A much loved and respected Saint Mary’s University PhD candidate has died in Italy.
The body of Blair John, 28, was recovered from the Po River in Turin earlier this week.
“In his time at Saint Mary’s, Blair became known as a leader, and was a well-loved colleague and friend,” university president Rob Summerby-Murray said in a statement.
Lori Francis, acting dean of science at Saint Mary’s, taught John and came to know him well.
“He was a go-to person, a leader and we are all going to miss him and his remarkable contributions,” Francis said in a a transcribed interview forwarded to this newspaper.
“Blair had a way of connecting to others, wanting to learn about them and making them feel comfortable.”
Francis said fellow students called him the heart and soul, the glue and the big brother of the program.
“He was always checking in with people during the hard times and celebrating with them in the good times, and reminding others to celebrate their successes. He worked hard in his classes, pursuing his PhD, and he was going to use his many talents, his degree and his strong academic talents to make a difference in the world.”
Originally from the Bahamas, John came to Saint Mary’s in 2017 with a master’s degree in counselling from the University of St. Thomas in Minnesota. He was working on a doctorate degree in industrial and organizational psychology at Saint Mary’s.
The bodies of John and fellow Bahamian Alrae Ramsey, 29, were pulled from the river this week. John was reportedly in Turin to attend a psychology conference.
His monther, Cathleen Rahming, told Bahamian news outlet The Tribune that she last heard from her son, the oldest of her three children, last week when he texted her early on the morning of Wednesday, May 29. Rahming said he texted to let her know that he was on the train, waiting to go to Turin from London.
“I pray that God gives you great success in your endeavors and I love you, my son,” Rahming said she texted back.
John stopped in London for two days to visit with his sister en route to Turin, Rahming told the news outlet. He was travelling to Turin to present research but after attending the conference Thursday, he did not not show up Friday to present his research paper, his mother said. Neither did he attend the conference Saturday.
Ramsey, a foreign service officer on study leave in Vienna, was reportedly in Turin on a break and the two friends were staying at a bed and breakfast.
Rahming told The Tribune that she discovered something was wrong when Ramsey’s mother called her asking if she had heard from John.
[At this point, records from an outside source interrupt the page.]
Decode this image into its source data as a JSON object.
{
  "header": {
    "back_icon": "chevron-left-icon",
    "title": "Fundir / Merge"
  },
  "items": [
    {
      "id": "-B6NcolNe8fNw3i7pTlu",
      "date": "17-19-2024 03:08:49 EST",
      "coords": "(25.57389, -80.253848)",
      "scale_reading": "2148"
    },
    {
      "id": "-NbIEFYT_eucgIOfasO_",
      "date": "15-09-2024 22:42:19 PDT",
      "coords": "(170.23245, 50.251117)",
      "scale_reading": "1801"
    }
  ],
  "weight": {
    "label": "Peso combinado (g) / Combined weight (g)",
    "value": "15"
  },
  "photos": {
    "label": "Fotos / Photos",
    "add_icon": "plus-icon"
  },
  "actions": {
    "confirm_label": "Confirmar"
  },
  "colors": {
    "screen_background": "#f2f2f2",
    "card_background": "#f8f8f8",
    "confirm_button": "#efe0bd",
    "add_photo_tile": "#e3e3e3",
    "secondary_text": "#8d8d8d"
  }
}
The two mothers knew their sons would be together and Rahming said “it was very out of character for them not to keep in touch with their moms.”
Rahming told The Tribune that she finds it hard to believe the deaths were accidental.
“My son is very, very fit,” she said. “He’s a strong swimmer and I know him well enough to know that no, he had no reason to go out this way.”
The Turin police chief told The Tribune that it is not likely the men were victims of foul play but he was awaiting the results of the autopsies and that further investigation would depend on those results.
“My son was a very loving, a very, very focused, a very aggressive, a very affectionate, magnetic person who only wanted to do good and eventually come back home and do good for his country,” Rahming told The Tribune.
She said he studied psychology so he could help people.
Rahming said her daughter is now in Turin and although they are not keen to learn any disturbing details of John’s death, she does want to know what happened to him.
“I need that, not just for my son but for anybody who may even be travelling in that area, they need to know what is going on so we can send out a clarion sound for Bahamians or even people of colour to be careful going in that area,” Rahming said.
She suspects the deaths could be related to a robbery, even to get travel documents, because the two men’s bags are still missing.